She's a six-time world player of the year and has now scored 17 World Cup goals, but Marta has never won women's football's biggest prize. Judging by the competition in Group C, that could be a tall order this year too.
It's liable to mean a lot less to Marta than the title that has eluded her and Brazil ever since the women's World Cup began, but the 33-year-old is now the most prolific World Cup scorer in history.
She already held that honor among the women, but pulled clear of German footballer Miroslav Klose's career tally of 16 with her penalty in Brazil's 1-0 win against Italy in Valenciennes on Tuesday.
"The feeling is a joyful one, definitely, not only for breaking the record but for being able to represent women in doing so," the veteran attacker said, adding that being able to help her team qualify for the next stage of the tournament was what mattered most to her.
While Marta is broadly considered a candidate for the best female footballer of all time, her team Brazil have only ever managed a runner up medal during her career, losing the 2007 final 2-0 to Germany. Later named the player of the tournament, after scoring seven times in the competition, Marta missed a penalty that night which could have tied the score at 1-1.
The Selecao could have a hard time winning the grand prize this year, based on the evidence offered by the unusually tough Group C. Brazil emerge from the group in just third position — setting up an extremely difficult round of 16 match against one of the group winners, quite probably hosts France, or Germany.
Four-in-one from Sam Kerr
Brazil's hopes of second spot in this "Group of Death" were undone by similarly impressive scoring antics from Australia's Sam Kerr.
Kerr rifled in all four of the goals for The Matildas as they dispatched Jamaica 4-1. Australia will play Norway in Nice on Saturday, seeking a spot in the quarterfinals.
All three of Group C's heavy hitters — Italy, Brazil and Australia — finished the group with two wins and six points each.
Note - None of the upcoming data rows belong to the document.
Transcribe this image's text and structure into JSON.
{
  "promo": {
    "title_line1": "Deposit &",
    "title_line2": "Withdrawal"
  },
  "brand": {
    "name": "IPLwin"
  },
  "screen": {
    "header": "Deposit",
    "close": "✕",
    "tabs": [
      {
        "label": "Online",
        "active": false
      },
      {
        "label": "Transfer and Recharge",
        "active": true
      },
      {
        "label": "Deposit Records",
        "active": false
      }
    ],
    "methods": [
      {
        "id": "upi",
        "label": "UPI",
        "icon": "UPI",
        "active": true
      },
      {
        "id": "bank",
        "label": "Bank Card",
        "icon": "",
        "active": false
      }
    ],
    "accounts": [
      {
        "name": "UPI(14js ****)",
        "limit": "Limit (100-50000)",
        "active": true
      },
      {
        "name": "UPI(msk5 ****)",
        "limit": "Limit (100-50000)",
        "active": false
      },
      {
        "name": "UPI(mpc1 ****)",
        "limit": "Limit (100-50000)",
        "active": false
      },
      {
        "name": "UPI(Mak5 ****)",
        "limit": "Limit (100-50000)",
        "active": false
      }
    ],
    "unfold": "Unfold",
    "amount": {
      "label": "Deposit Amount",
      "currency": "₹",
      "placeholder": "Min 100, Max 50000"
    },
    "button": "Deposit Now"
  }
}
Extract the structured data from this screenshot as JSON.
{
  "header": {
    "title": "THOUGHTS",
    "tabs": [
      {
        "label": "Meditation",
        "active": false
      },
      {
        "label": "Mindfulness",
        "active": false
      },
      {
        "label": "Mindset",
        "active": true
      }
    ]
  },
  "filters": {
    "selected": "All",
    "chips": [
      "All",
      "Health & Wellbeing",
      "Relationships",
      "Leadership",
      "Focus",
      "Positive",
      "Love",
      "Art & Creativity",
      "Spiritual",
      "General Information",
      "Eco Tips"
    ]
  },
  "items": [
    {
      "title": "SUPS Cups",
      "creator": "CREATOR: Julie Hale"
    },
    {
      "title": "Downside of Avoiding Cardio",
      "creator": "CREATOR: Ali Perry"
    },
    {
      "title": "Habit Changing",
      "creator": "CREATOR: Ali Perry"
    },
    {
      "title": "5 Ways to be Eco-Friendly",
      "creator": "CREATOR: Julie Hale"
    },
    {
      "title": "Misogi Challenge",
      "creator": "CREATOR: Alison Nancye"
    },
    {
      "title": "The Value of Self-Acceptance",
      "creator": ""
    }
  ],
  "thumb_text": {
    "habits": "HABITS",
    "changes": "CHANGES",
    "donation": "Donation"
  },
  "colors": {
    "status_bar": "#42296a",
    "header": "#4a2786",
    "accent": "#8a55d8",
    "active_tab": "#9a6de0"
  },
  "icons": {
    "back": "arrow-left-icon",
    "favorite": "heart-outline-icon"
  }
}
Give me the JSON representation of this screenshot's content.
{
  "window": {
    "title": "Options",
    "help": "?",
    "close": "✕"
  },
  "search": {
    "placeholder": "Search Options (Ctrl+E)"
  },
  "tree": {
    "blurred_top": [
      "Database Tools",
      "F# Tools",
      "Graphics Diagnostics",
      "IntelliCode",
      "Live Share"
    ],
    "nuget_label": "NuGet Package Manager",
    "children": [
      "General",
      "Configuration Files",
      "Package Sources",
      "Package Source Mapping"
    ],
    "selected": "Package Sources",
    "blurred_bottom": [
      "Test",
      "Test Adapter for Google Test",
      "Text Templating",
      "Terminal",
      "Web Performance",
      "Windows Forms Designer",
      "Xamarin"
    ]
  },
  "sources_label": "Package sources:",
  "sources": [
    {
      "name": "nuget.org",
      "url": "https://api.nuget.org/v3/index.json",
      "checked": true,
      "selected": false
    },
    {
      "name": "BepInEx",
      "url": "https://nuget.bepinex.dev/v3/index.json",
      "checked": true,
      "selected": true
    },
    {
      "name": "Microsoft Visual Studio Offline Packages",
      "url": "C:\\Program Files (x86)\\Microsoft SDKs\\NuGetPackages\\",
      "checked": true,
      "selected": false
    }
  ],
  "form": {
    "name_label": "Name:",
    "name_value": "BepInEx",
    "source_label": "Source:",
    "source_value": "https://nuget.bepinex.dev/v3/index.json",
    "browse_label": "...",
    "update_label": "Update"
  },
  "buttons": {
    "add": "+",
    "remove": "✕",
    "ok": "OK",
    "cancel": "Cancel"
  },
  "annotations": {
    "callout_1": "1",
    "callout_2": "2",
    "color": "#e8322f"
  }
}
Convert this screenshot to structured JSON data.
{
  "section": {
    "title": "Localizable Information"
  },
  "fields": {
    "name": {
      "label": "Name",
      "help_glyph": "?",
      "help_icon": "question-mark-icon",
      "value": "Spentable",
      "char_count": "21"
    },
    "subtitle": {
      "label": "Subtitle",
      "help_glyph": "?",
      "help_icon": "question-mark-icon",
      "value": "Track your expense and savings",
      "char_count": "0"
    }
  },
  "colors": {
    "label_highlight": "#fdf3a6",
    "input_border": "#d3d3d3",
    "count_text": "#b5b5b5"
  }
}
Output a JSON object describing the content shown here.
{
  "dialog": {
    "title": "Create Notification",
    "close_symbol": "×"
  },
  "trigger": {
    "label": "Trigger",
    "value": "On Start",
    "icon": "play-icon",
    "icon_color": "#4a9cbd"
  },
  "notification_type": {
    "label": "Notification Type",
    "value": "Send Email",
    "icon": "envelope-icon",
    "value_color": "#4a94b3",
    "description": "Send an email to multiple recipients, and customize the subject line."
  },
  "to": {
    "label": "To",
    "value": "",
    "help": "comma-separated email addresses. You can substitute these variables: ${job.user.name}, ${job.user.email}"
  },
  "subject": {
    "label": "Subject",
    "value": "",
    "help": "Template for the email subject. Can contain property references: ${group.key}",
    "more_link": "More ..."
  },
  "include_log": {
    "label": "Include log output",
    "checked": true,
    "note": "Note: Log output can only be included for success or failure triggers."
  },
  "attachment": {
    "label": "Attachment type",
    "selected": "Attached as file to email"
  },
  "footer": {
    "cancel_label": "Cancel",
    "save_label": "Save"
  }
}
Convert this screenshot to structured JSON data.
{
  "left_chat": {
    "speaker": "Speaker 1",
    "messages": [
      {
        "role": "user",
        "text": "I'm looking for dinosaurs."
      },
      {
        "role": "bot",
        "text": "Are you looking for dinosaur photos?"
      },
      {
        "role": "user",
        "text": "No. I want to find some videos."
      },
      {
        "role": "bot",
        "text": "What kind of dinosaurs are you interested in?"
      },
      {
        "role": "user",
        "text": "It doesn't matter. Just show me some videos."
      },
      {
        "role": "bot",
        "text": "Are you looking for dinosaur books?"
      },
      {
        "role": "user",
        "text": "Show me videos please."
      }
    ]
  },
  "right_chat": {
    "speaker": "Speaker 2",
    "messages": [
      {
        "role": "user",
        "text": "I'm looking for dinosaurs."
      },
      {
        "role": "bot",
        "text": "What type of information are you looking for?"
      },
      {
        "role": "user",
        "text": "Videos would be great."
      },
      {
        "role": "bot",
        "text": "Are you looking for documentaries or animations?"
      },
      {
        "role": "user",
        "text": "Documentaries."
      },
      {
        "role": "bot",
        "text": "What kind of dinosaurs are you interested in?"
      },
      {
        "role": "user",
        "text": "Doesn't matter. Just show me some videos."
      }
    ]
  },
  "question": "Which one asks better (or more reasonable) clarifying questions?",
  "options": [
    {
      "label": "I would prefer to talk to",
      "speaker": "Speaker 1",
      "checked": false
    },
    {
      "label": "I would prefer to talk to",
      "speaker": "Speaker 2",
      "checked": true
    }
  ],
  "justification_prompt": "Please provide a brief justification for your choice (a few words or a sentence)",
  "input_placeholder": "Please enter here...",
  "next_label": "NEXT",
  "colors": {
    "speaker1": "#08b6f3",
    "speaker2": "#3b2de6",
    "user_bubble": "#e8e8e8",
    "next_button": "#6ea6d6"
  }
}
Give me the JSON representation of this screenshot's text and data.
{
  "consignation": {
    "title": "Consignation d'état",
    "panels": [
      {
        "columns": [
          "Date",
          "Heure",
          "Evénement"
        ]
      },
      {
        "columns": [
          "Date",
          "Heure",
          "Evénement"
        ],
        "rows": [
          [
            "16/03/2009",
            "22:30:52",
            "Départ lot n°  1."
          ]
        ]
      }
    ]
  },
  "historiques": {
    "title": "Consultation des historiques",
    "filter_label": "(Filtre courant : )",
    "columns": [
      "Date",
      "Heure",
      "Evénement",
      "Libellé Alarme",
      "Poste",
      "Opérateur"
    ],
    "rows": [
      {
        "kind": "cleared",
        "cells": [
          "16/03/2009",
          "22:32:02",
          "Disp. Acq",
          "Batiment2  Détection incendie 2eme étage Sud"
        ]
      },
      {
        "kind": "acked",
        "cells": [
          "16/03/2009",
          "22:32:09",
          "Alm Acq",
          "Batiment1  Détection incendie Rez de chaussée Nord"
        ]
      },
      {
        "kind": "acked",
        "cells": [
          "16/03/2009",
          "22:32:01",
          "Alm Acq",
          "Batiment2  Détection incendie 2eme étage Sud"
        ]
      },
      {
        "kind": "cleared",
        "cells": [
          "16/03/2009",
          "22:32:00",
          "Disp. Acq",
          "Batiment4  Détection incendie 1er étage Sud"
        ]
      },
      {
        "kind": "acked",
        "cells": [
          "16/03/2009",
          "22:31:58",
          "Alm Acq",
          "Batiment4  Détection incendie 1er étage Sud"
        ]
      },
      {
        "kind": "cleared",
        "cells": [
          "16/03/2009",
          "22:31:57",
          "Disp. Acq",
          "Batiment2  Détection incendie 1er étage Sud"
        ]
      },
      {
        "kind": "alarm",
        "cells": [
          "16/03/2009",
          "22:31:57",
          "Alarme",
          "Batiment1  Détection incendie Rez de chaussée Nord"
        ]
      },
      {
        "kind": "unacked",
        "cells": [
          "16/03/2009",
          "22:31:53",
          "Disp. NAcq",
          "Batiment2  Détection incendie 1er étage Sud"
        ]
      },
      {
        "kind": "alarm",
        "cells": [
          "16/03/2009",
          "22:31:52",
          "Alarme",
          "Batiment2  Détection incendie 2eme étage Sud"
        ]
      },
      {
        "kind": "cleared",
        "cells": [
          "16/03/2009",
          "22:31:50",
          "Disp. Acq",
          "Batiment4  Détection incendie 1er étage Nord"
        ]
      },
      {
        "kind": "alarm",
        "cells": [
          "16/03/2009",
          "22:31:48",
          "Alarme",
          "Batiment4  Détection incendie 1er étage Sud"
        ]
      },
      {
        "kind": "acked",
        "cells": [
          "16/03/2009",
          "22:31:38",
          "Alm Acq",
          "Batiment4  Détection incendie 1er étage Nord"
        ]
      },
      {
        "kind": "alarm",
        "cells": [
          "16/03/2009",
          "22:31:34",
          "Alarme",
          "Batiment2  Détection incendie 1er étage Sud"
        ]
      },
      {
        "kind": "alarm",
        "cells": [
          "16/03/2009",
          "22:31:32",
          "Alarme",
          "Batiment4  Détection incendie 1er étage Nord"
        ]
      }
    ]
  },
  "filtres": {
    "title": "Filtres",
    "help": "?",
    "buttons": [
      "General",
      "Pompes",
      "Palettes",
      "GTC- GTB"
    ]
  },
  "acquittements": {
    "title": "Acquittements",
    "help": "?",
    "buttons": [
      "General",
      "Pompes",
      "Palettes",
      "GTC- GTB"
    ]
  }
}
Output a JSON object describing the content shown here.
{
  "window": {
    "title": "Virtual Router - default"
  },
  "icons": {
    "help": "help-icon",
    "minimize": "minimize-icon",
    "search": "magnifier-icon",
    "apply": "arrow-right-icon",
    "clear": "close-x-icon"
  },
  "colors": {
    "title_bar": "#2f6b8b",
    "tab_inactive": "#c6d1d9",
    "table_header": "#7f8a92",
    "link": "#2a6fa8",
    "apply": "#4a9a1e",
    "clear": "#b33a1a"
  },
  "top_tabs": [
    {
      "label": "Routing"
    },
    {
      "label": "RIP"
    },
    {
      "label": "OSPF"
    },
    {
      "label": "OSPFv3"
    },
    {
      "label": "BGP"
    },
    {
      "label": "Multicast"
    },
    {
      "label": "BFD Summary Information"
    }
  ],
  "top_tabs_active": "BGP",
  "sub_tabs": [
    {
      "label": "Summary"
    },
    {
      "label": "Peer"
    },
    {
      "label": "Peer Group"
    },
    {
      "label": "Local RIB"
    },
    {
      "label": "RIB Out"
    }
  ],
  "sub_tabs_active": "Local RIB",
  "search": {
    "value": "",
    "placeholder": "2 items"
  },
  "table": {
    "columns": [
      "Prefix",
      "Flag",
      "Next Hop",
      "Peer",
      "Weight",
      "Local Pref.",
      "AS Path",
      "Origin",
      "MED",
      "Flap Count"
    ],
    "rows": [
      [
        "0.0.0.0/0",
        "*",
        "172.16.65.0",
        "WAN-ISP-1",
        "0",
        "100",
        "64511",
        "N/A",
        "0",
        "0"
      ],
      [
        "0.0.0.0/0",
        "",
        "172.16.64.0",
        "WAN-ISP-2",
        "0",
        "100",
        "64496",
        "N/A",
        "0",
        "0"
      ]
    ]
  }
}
But Kerr's last, late goal pulled Australia level with Brazil on goal difference and allowed their superior total number of goals to make the difference, securing The Matildas second place.
The 25-year-old is a lot younger than Marta, who is playing in her fifth World Cup. But even Kerr's taking part in her third. Having made her Australia debut aged 15, she later secured a spot at the 2011 World Cup in Germany as a teenager. Her competition debut, in Mönchengladbach, was a narrow 1-0 defeat to Marta's Brazil.
Though an early bloomer, clinical and prolific finishing are a comparatively new string to Kerr's bow. She's been scoring with a lot more regularity in the past two seasons. As she carries her newfound scoring form from club level onto the biggest stage — with five goals in three group stage games putting her level with Alex Morgan atop the 2019 World Cup scoring charts — Kerr's one of several younger players who might one day turn their eye to records like Marta's.